There is enough bipartisan support in Congress to extend a payroll tax holiday first introduced by President Obama along with an extension of unemployment benefits. If nothing is done, both will expire early next year. So, what’s the problem? The debate over how to pay for it has devolved back into the same squabble Republicans and Democrats have been having since the spring.
Senate Democrats on Monday suggested a $180 billion bill that would be offset by a combination of GOP-backed spending cuts and a surtax on those earning more than $1 million a year. Democrats billed this as a compromise because in the past Republicans have not bothered to offset tax cuts at all. “If Republicans block this proposal, raising taxes on American families by a thousand dollars next month will have an immediate negative impact on our economy, it will halt very singularly our still-fragile recovery in its tracks and drag us back into a recession,” said Senate Majority Leader Harry Reid. “We all know Congress can’t afford to play chicken with the economy. That’s why Democrats are committed to passing this tax cut. Republicans need to be prepared to meet us partway.”
President Barack Obama took to the White House briefing room on Monday afternoon to reprimand what he called GOP hypocrisy. “I know many Republicans have sworn an oath never to raise taxes as long as they live,” he said. “How could it be the only time there’s a catch is when it comes to raising taxes for middle class families?”
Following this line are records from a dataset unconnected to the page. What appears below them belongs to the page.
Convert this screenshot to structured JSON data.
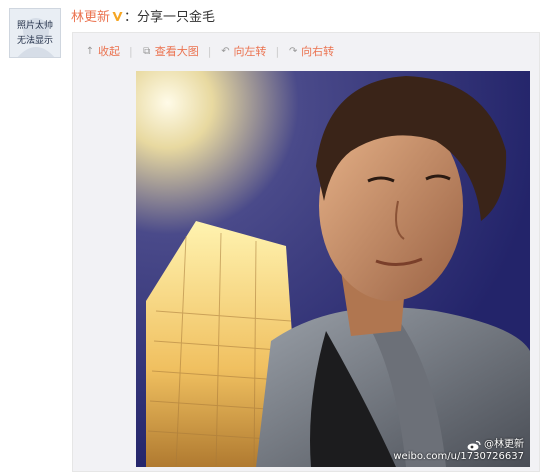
{
  "avatar": {
    "line1": "照片太帅",
    "line2": "无法显示"
  },
  "header": {
    "username": "林更新",
    "separator": "：",
    "status_text": "分享一只金毛"
  },
  "toolbar": {
    "collapse": {
      "label": "收起",
      "icon": "arrow-up-icon"
    },
    "view_large": {
      "label": "查看大图",
      "icon": "view-large-icon"
    },
    "rotate_left": {
      "label": "向左转",
      "icon": "rotate-left-icon"
    },
    "rotate_right": {
      "label": "向右转",
      "icon": "rotate-right-icon"
    }
  },
  "photo": {
    "watermark_user": "@林更新",
    "watermark_url": "weibo.com/u/1730726637"
  },
  "colors": {
    "accent": "#eb7350",
    "card_bg": "#f2f2f5",
    "verified_badge": "#f5a623"
  }
}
The sticking point is the surcharge on millionaires — a tax increase that Republicans oppose. As an alternative, they put forward a $200 billion measure that would be paid for by cuts to Medicare benefits. “Our number one priority is the same as the America peoples’ – jobs. There is widespread support for extending the current payroll tax holiday, and everyone – Republicans, Democrats and the President himself – says it should be done in a way that does not increase our deficit,” said Michael Steel, a spokesman for House Speaker John Boehner. “If the President wants to make progress, he should insist that Senate Democrats remove the job-killing small business tax hike from their partisan proposal.”
Sound familiar? Yes, this is the same exact debate we had in the debt ceiling and the supercommittee. Democrats want to raise taxes on the wealthy and Republicans want to cut Medicare benefits. And they’ve had trouble resolving this difference in the past, even when the livelihoods of millions of Americans hung in the balance. Pennsylvania Democrat Bob Casey has put forward a potential compromise, which would not extend the payroll tax break for employers, shrink the millionaire surtax and include GOP means testing without cutting benefits. But not before all the familiar partisan shots were taken. After all, it’s now a Washington tradition.